Pull every line with the word "date" out of the entries below.

"""

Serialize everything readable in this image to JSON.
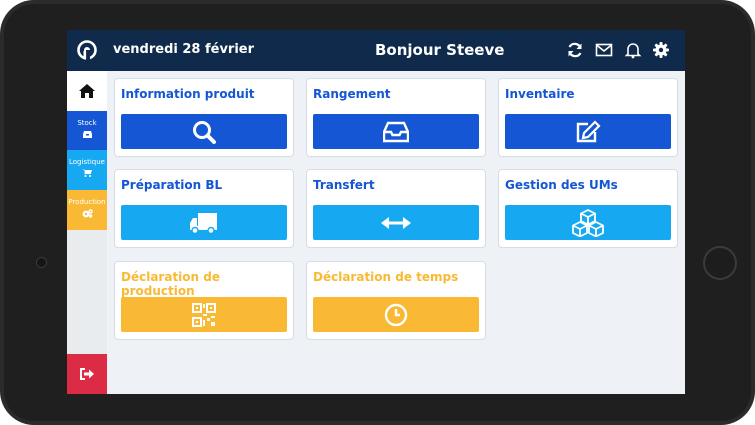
{
  "header": {
    "date": "vendredi 28 février",
    "greeting": "Bonjour Steeve",
    "icons": [
      "logo-icon",
      "refresh-icon",
      "mail-icon",
      "bell-icon",
      "gear-icon"
    ]
  },
  "sidebar": {
    "items": [
      {
        "label": "",
        "icon": "home-icon"
      },
      {
        "label": "Stock",
        "icon": "inbox-icon"
      },
      {
        "label": "Logistique",
        "icon": "cart-icon"
      },
      {
        "label": "Production",
        "icon": "cogs-icon"
      },
      {
        "label": "",
        "icon": "logout-icon"
      }
    ]
  },
  "cards": [
    {
      "title": "Information produit",
      "icon": "search-icon"
    },
    {
      "title": "Rangement",
      "icon": "inbox-icon"
    },
    {
      "title": "Inventaire",
      "icon": "edit-icon"
    },
    {
      "title": "Préparation BL",
      "icon": "truck-icon"
    },
    {
      "title": "Transfert",
      "icon": "arrows-horizontal-icon"
    },
    {
      "title": "Gestion des UMs",
      "icon": "cubes-icon"
    },
    {
      "title": "Déclaration de production",
      "icon": "qrcode-icon"
    },
    {
      "title": "Déclaration de temps",
      "icon": "clock-icon"
    }
  ],
  "colors": {
    "header": "#0f2a4a",
    "primary": "#1456d4",
    "info": "#17a8f2",
    "warning": "#f9b934",
    "danger": "#dc2b44"
  }
}
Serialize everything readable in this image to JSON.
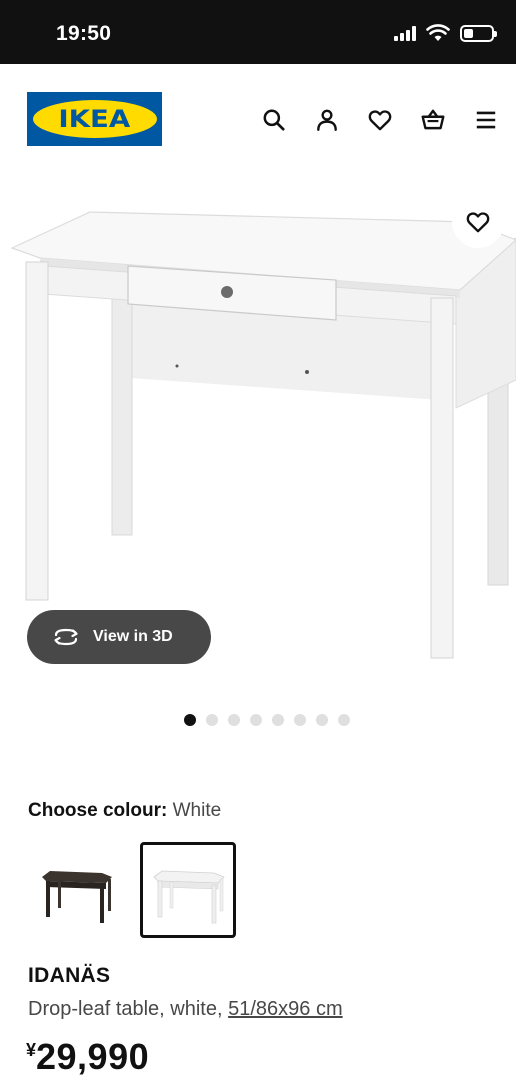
{
  "status_bar": {
    "time": "19:50",
    "icons": [
      "cellular-signal-icon",
      "wifi-icon",
      "battery-icon"
    ]
  },
  "header": {
    "logo_text": "IKEA",
    "icons": [
      "search-icon",
      "account-icon",
      "favourites-icon",
      "shopping-bag-icon",
      "menu-icon"
    ]
  },
  "media": {
    "view_3d_label": "View in 3D",
    "image_count": 8,
    "active_image": 1
  },
  "colour": {
    "label": "Choose colour:",
    "value": "White",
    "options": [
      "black-brown",
      "white"
    ],
    "selected": "white"
  },
  "product": {
    "name": "IDANÄS",
    "description": "Drop-leaf table, white, ",
    "dimensions": "51/86x96 cm",
    "currency": "¥",
    "price": "29,990"
  },
  "colors": {
    "status_bar_bg": "#111111",
    "ikea_blue": "#0058a3",
    "ikea_yellow": "#ffdb00",
    "button_dark": "#484848",
    "inactive_dot": "#dfdfdf"
  }
}
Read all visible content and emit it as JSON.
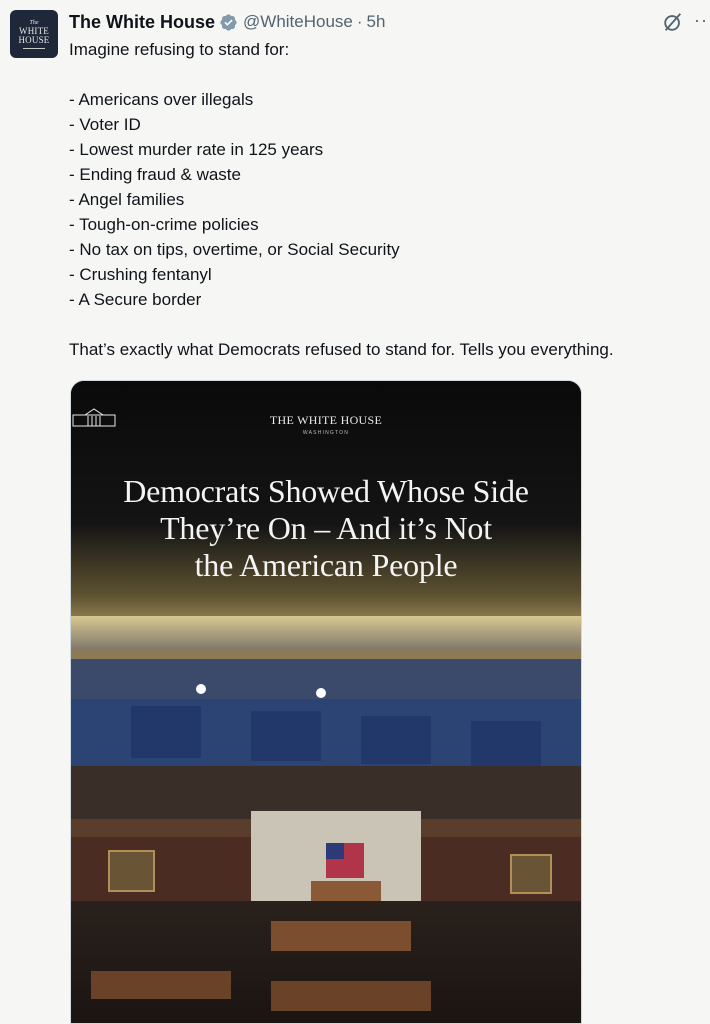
{
  "post": {
    "author_name": "The White House",
    "handle": "@WhiteHouse",
    "separator": "·",
    "time": "5h",
    "avatar_line1": "The",
    "avatar_line2": "WHITE",
    "avatar_line3": "HOUSE",
    "more_label": "··",
    "text_intro": "Imagine refusing to stand for:",
    "text_items": [
      "- Americans over illegals",
      "- Voter ID",
      "- Lowest murder rate in 125 years",
      "- Ending fraud & waste",
      "- Angel families",
      "- Tough-on-crime policies",
      "- No tax on tips, overtime, or Social Security",
      "- Crushing fentanyl",
      "- A Secure border"
    ],
    "text_outro": "That’s exactly what Democrats refused to stand for. Tells you everything."
  },
  "media": {
    "brand": "THE WHITE HOUSE",
    "brand_sub": "WASHINGTON",
    "headline_line1": "Democrats Showed Whose Side",
    "headline_line2": "They’re On – And it’s Not",
    "headline_line3": "the American People"
  },
  "icons": {
    "verified": "verified-badge-icon",
    "grok": "grok-icon",
    "more": "more-icon"
  },
  "colors": {
    "background": "#f6f6f5",
    "text": "#0f1419",
    "secondary": "#536471",
    "verified": "#829aab"
  }
}
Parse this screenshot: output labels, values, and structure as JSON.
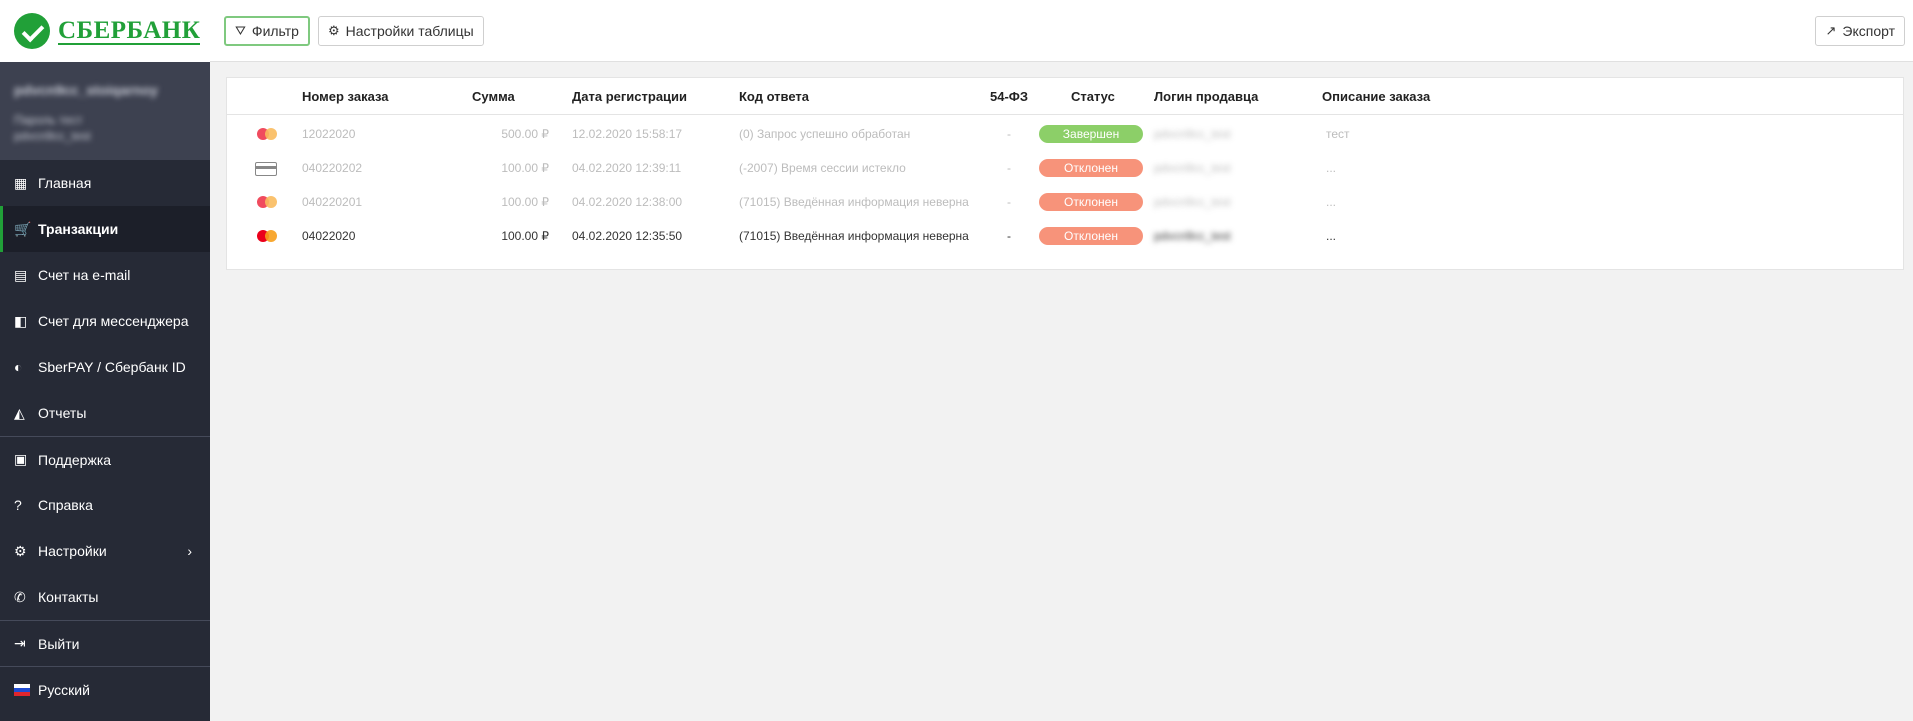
{
  "brand": {
    "name": "СБЕРБАНК",
    "color": "#21a038"
  },
  "user": {
    "name": "pdvcn9cc_stoiqarnoy",
    "line1": "Пароль тест",
    "line2": "pdvcn9cc_test"
  },
  "sidebar": {
    "items": [
      {
        "label": "Главная",
        "icon": "dashboard-icon"
      },
      {
        "label": "Транзакции",
        "icon": "cart-icon"
      },
      {
        "label": "Счет на e-mail",
        "icon": "document-icon"
      },
      {
        "label": "Счет для мессенджера",
        "icon": "messenger-invoice-icon"
      },
      {
        "label": "SberPAY / Сбербанк ID",
        "icon": "sberpay-icon"
      },
      {
        "label": "Отчеты",
        "icon": "chart-icon"
      },
      {
        "label": "Поддержка",
        "icon": "chat-icon"
      },
      {
        "label": "Справка",
        "icon": "help-icon"
      },
      {
        "label": "Настройки",
        "icon": "gear-icon"
      },
      {
        "label": "Контакты",
        "icon": "phone-icon"
      },
      {
        "label": "Выйти",
        "icon": "logout-icon"
      },
      {
        "label": "Русский",
        "icon": "russia-flag-icon"
      }
    ]
  },
  "toolbar": {
    "filter_label": "Фильтр",
    "settings_label": "Настройки таблицы",
    "export_label": "Экспорт"
  },
  "table": {
    "headers": [
      "Номер заказа",
      "Сумма",
      "Дата регистрации",
      "Код ответа",
      "54-ФЗ",
      "Статус",
      "Логин продавца",
      "Описание заказа"
    ],
    "rows": [
      {
        "payment": "mastercard",
        "order": "12022020",
        "amount": "500.00 ₽",
        "date": "12.02.2020 15:58:17",
        "response": "(0) Запрос успешно обработан",
        "fz54": "-",
        "status": "Завершен",
        "status_color": "#8ccf68",
        "login": "pdvcn9cc_test",
        "description": "тест"
      },
      {
        "payment": "card",
        "order": "040220202",
        "amount": "100.00 ₽",
        "date": "04.02.2020 12:39:11",
        "response": "(-2007) Время сессии истекло",
        "fz54": "-",
        "status": "Отклонен",
        "status_color": "#f7937a",
        "login": "pdvcn9cc_test",
        "description": "..."
      },
      {
        "payment": "mastercard",
        "order": "040220201",
        "amount": "100.00 ₽",
        "date": "04.02.2020 12:38:00",
        "response": "(71015) Введённая информация неверна",
        "fz54": "-",
        "status": "Отклонен",
        "status_color": "#f7937a",
        "login": "pdvcn9cc_test",
        "description": "..."
      },
      {
        "payment": "mastercard",
        "order": "04022020",
        "amount": "100.00 ₽",
        "date": "04.02.2020 12:35:50",
        "response": "(71015) Введённая информация неверна",
        "fz54": "-",
        "status": "Отклонен",
        "status_color": "#f7937a",
        "login": "pdvcn9cc_test",
        "description": "..."
      }
    ]
  }
}
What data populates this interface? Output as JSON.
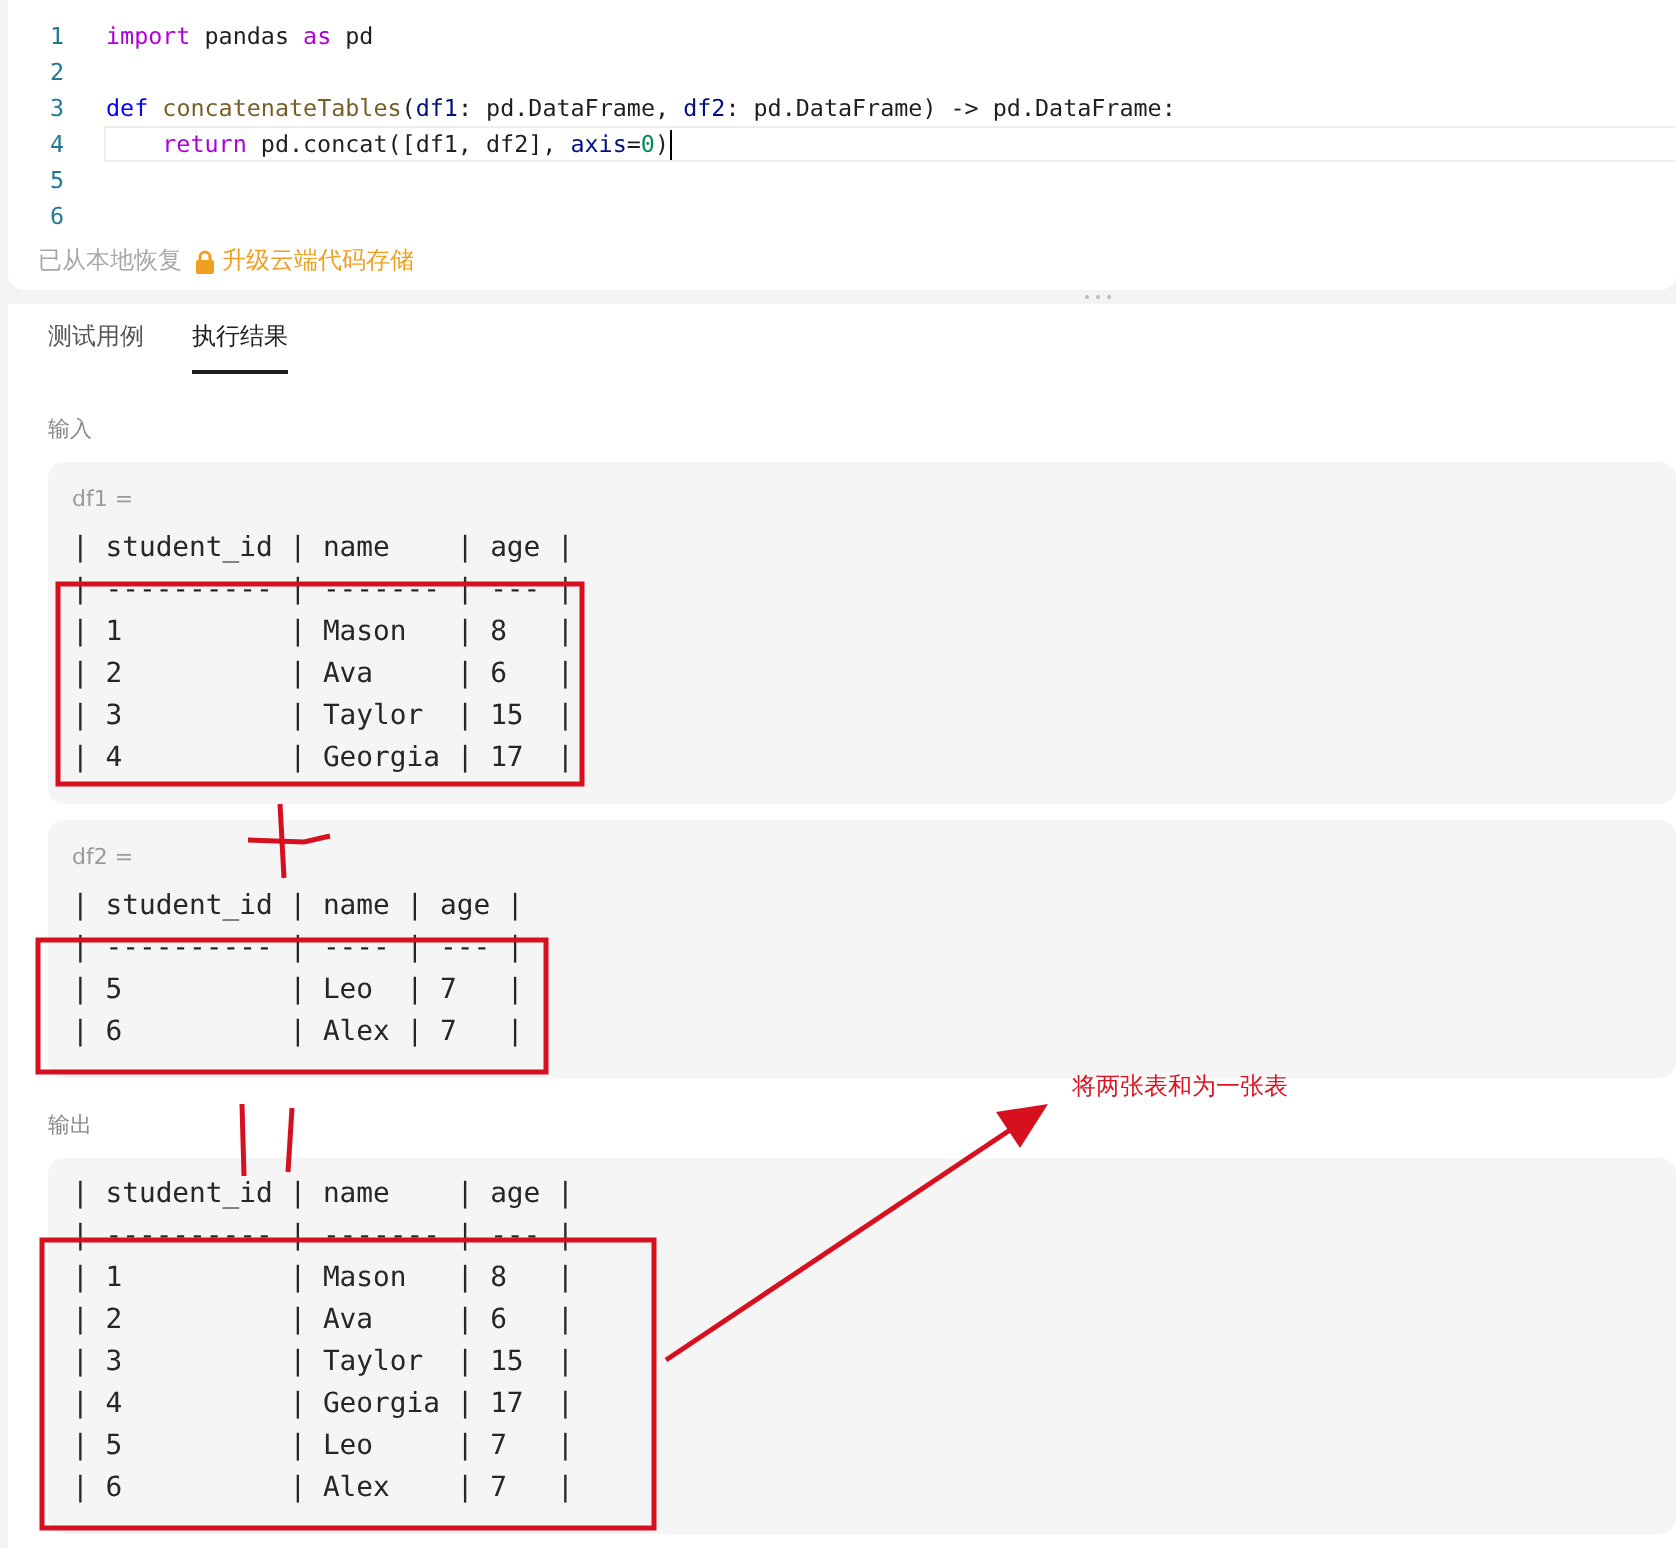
{
  "editor": {
    "lines": [
      {
        "number": "1",
        "current": false,
        "tokens": [
          {
            "text": "import",
            "kind": "keyword"
          },
          {
            "text": " pandas ",
            "kind": "plain"
          },
          {
            "text": "as",
            "kind": "keyword"
          },
          {
            "text": " pd",
            "kind": "plain"
          }
        ]
      },
      {
        "number": "2",
        "current": false
      },
      {
        "number": "3",
        "current": false,
        "tokens": [
          {
            "text": "def",
            "kind": "storage"
          },
          {
            "text": " concatenateTables",
            "kind": "function"
          },
          {
            "text": "(",
            "kind": "plain"
          },
          {
            "text": "df1",
            "kind": "param"
          },
          {
            "text": ": pd.DataFrame, ",
            "kind": "plain"
          },
          {
            "text": "df2",
            "kind": "param"
          },
          {
            "text": ": pd.DataFrame) -> pd.DataFrame:",
            "kind": "plain"
          }
        ]
      },
      {
        "number": "4",
        "current": true,
        "tokens": [
          {
            "text": "    return",
            "kind": "keyword"
          },
          {
            "text": " pd.concat([df1, df2], ",
            "kind": "plain"
          },
          {
            "text": "axis",
            "kind": "param"
          },
          {
            "text": "=",
            "kind": "plain"
          },
          {
            "text": "0",
            "kind": "number"
          },
          {
            "text": ")",
            "kind": "plain"
          }
        ]
      },
      {
        "number": "5",
        "current": false
      },
      {
        "number": "6",
        "current": false
      }
    ],
    "status": "已从本地恢复",
    "upgrade_link": "升级云端代码存储"
  },
  "tabs": [
    {
      "label": "测试用例",
      "selected": false
    },
    {
      "label": "执行结果",
      "selected": true
    }
  ],
  "input": {
    "label": "输入",
    "tables": [
      {
        "name": "df1 =",
        "lines": [
          "| student_id | name    | age |",
          "| ---------- | ------- | --- |",
          "| 1          | Mason   | 8   |",
          "| 2          | Ava     | 6   |",
          "| 3          | Taylor  | 15  |",
          "| 4          | Georgia | 17  |"
        ]
      },
      {
        "name": "df2 =",
        "lines": [
          "| student_id | name | age |",
          "| ---------- | ---- | --- |",
          "| 5          | Leo  | 7   |",
          "| 6          | Alex | 7   |"
        ]
      }
    ]
  },
  "output": {
    "label": "输出",
    "lines": [
      "| student_id | name    | age |",
      "| ---------- | ------- | --- |",
      "| 1          | Mason   | 8   |",
      "| 2          | Ava     | 6   |",
      "| 3          | Taylor  | 15  |",
      "| 4          | Georgia | 17  |",
      "| 5          | Leo     | 7   |",
      "| 6          | Alex    | 7   |"
    ]
  },
  "annotation": {
    "note": "将两张表和为一张表"
  }
}
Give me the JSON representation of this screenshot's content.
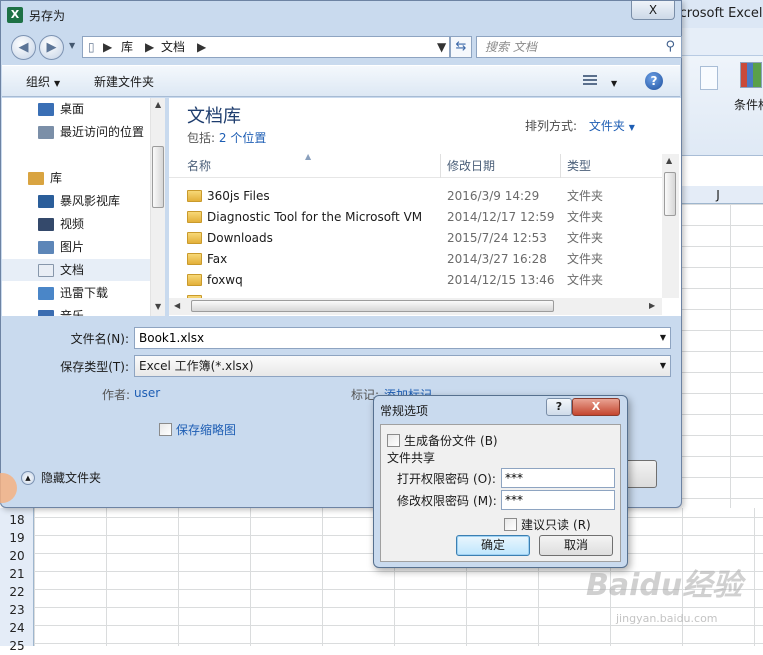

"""

• **Completed exercise**
    "date": "vendredi 28 février",
        "date": "12.02.2020 15:58:17",
        "date": "04.02.2020 12:39:11",
        "date": "04.02.2020 12:38:00",
        "date": "04.02.2020 12:35:50",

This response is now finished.